**Directions for this task:** Copy all the records exactly, but keep the pictures out of your version.
··· Data shown ···
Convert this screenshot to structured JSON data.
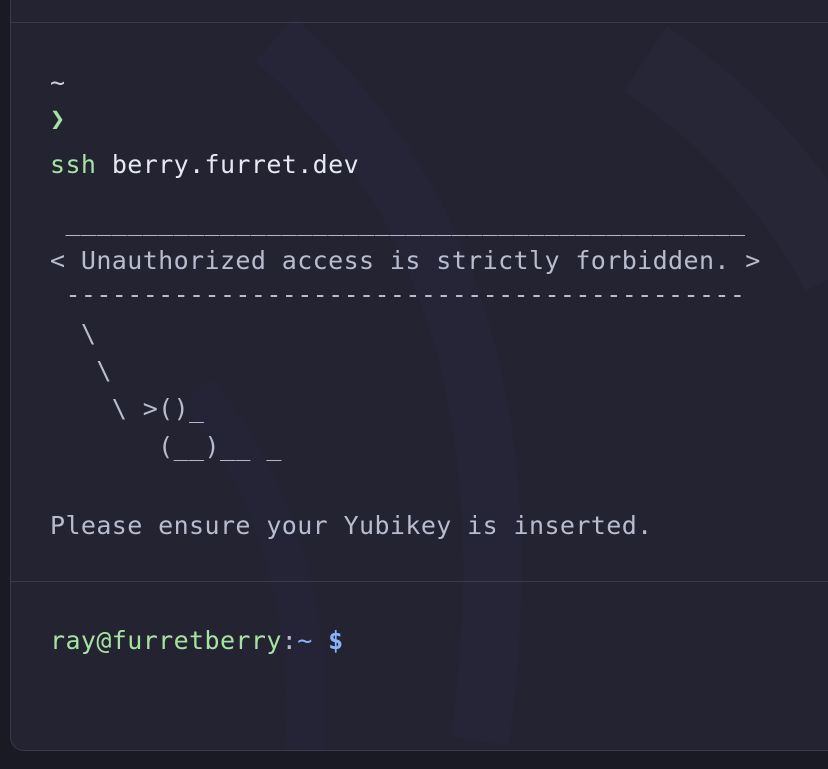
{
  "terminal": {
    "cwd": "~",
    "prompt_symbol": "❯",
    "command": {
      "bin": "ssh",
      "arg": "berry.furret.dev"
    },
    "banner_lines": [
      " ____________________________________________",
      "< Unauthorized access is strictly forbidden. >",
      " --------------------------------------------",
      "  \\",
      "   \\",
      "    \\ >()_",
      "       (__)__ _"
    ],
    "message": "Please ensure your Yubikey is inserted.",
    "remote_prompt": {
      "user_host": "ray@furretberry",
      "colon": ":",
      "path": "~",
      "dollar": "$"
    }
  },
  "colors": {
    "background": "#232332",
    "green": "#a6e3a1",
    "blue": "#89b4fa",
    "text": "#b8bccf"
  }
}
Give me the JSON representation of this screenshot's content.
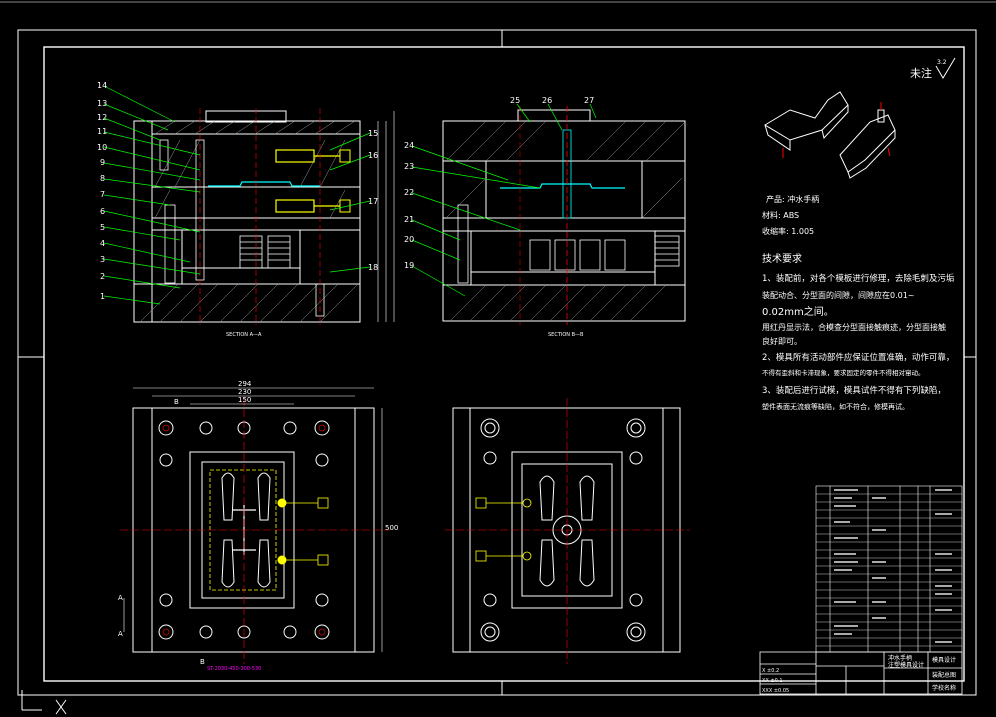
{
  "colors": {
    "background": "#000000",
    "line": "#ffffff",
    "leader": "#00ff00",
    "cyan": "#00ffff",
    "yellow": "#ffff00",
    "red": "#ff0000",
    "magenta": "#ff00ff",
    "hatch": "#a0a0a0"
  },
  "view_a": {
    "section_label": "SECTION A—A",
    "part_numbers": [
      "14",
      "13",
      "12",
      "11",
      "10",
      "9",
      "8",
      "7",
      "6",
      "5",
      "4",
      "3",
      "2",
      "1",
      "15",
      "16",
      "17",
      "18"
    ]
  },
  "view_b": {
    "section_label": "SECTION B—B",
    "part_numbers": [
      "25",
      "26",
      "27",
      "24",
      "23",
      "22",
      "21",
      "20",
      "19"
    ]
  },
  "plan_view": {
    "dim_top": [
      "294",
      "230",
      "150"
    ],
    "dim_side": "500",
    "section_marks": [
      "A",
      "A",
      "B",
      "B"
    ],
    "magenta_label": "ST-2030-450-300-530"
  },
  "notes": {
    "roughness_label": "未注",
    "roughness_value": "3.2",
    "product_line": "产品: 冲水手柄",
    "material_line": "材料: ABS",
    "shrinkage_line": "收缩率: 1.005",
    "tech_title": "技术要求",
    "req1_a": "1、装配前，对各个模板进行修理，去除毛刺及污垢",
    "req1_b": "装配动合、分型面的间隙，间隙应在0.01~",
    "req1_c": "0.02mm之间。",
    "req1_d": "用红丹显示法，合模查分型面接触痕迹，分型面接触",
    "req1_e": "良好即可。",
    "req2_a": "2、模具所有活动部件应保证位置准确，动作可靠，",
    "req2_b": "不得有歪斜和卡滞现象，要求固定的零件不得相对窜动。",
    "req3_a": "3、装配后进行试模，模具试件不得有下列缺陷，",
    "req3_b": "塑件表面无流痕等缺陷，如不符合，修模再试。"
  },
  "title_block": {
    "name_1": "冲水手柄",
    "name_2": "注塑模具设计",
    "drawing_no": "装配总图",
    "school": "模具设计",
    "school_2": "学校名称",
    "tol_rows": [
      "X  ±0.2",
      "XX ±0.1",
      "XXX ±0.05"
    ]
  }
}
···
**Answer for the task:**
Convert this screenshot to structured JSON data.
{
  "terminal": {
    "cwd": "~",
    "prompt_symbol": "❯",
    "command": {
      "bin": "ssh",
      "arg": "berry.furret.dev"
    },
    "banner_lines": [
      " ____________________________________________",
      "< Unauthorized access is strictly forbidden. >",
      " --------------------------------------------",
      "  \\",
      "   \\",
      "    \\ >()_",
      "       (__)__ _"
    ],
    "message": "Please ensure your Yubikey is inserted.",
    "remote_prompt": {
      "user_host": "ray@furretberry",
      "colon": ":",
      "path": "~",
      "dollar": "$"
    }
  },
  "colors": {
    "background": "#232332",
    "green": "#a6e3a1",
    "blue": "#89b4fa",
    "text": "#b8bccf"
  }
}
Give me the JSON representation of this screenshot's content.
{
  "colors": {
    "background": "#000000",
    "line": "#ffffff",
    "leader": "#00ff00",
    "cyan": "#00ffff",
    "yellow": "#ffff00",
    "red": "#ff0000",
    "magenta": "#ff00ff",
    "hatch": "#a0a0a0"
  },
  "view_a": {
    "section_label": "SECTION A—A",
    "part_numbers": [
      "14",
      "13",
      "12",
      "11",
      "10",
      "9",
      "8",
      "7",
      "6",
      "5",
      "4",
      "3",
      "2",
      "1",
      "15",
      "16",
      "17",
      "18"
    ]
  },
  "view_b": {
    "section_label": "SECTION B—B",
    "part_numbers": [
      "25",
      "26",
      "27",
      "24",
      "23",
      "22",
      "21",
      "20",
      "19"
    ]
  },
  "plan_view": {
    "dim_top": [
      "294",
      "230",
      "150"
    ],
    "dim_side": "500",
    "section_marks": [
      "A",
      "A",
      "B",
      "B"
    ],
    "magenta_label": "ST-2030-450-300-530"
  },
  "notes": {
    "roughness_label": "未注",
    "roughness_value": "3.2",
    "product_line": "产品: 冲水手柄",
    "material_line": "材料: ABS",
    "shrinkage_line": "收缩率: 1.005",
    "tech_title": "技术要求",
    "req1_a": "1、装配前，对各个模板进行修理，去除毛刺及污垢",
    "req1_b": "装配动合、分型面的间隙，间隙应在0.01~",
    "req1_c": "0.02mm之间。",
    "req1_d": "用红丹显示法，合模查分型面接触痕迹，分型面接触",
    "req1_e": "良好即可。",
    "req2_a": "2、模具所有活动部件应保证位置准确，动作可靠，",
    "req2_b": "不得有歪斜和卡滞现象，要求固定的零件不得相对窜动。",
    "req3_a": "3、装配后进行试模，模具试件不得有下列缺陷，",
    "req3_b": "塑件表面无流痕等缺陷，如不符合，修模再试。"
  },
  "title_block": {
    "name_1": "冲水手柄",
    "name_2": "注塑模具设计",
    "drawing_no": "装配总图",
    "school": "模具设计",
    "school_2": "学校名称",
    "tol_rows": [
      "X  ±0.2",
      "XX ±0.1",
      "XXX ±0.05"
    ]
  }
}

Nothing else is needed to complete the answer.